Some market strategists assert that the data show inflation is looking like it is less transitory.

“More worryingly, it looks less and less transitory, because the rise is mostly due to the rise in cars prices, but also the rise in food prices (where you can argue it’s volatile), the rise in energy prices (which could be temporary indeed, but the fact is that we have a growing energy crisis going on across the globe right now), and most worryingly, due to the rise in rents,” Ipek Ozkardeskaya, a senior analyst at Swissquote, stated in a note.

“Higher rents and higher wages are factors that will make the rise in inflation stick around for longer, and at this point, we are really moving significantly away from the Fed’s 2% average inflation target.”

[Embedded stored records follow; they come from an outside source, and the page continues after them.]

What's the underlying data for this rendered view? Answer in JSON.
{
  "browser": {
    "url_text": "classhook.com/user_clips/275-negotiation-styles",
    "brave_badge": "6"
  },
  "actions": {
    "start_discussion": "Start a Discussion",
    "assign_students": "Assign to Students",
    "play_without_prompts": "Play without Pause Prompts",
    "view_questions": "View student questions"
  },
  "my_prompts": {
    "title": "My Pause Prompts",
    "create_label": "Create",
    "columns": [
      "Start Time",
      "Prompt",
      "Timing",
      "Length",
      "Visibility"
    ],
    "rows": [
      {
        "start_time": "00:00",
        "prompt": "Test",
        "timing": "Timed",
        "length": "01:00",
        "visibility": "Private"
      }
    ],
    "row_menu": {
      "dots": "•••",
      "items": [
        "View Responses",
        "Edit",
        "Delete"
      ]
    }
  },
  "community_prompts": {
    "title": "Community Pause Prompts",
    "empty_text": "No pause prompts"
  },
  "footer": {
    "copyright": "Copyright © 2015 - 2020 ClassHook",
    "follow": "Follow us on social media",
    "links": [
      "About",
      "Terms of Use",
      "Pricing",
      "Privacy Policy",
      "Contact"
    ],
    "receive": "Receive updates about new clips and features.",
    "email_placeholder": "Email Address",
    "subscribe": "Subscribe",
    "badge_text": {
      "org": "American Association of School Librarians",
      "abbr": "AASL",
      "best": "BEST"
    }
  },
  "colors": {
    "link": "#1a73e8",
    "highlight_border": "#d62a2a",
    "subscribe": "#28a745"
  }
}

A Thanksgiving Tax for All Americans?

These market conditions will make this year’s Thanksgiving feast more expensive, as most ingredients have risen considerably.

The American Farm Bureau estimates a Thanksgiving dinner that includes a turkey and various side dishes will cost as much as 5 percent more in 2021 than in 2020. For example, turkeys weighing as much as 16 pounds will cost 25 cents per pound more this year than last. Sauces and gravies are up 1.8 percent year-over-year.

“Just the cost of metal to put cranberries into a tin can has gone up,” said Curt Covington, senior director of institutional credit at AgAmerica. “It’s across the board and it’s going to take the supply chain well past Thanksgiving and Christmas to get back to normal.”

This could result in smaller holiday gatherings, says a new survey. A FinanceBuzz poll revealed that 63 percent of Americans expect rising food costs to impact their Thanksgiving dinner. Twenty-four percent noted they might need to cut back on food because of surging prices, while 21 percent plan to have fewer guests.

And Republicans, including Rep. Elise Stefanik (R-N.Y.), are utilizing these numbers to tie multi-year high inflation figures to President Joe Biden and the Democrats.

“This is Biden’s #ThanksgivingTax,” the House GOP wrote on Twitter on Nov. 9.

Despite soaring prices, Biden said Americans would prefer this Thanksgiving to last year’s.

“But the bottom line is that I think that, and anyone who would prefer, as bad as things are in terms of prices, helping hurting families now, to trade this Thanksgiving for last Thanksgiving,” the president told reporters during last week’s press conference at the U.N.’s climate change summit in Glasgow, Scotland.

Andrew Moran
Andrew Moran covers business, economics, and finance. He has been a writer and reporter for more than a decade in Toronto, with bylines on Liberty Nation, Digital Journal, and Career Addict. He is also the author of "The War on Cash."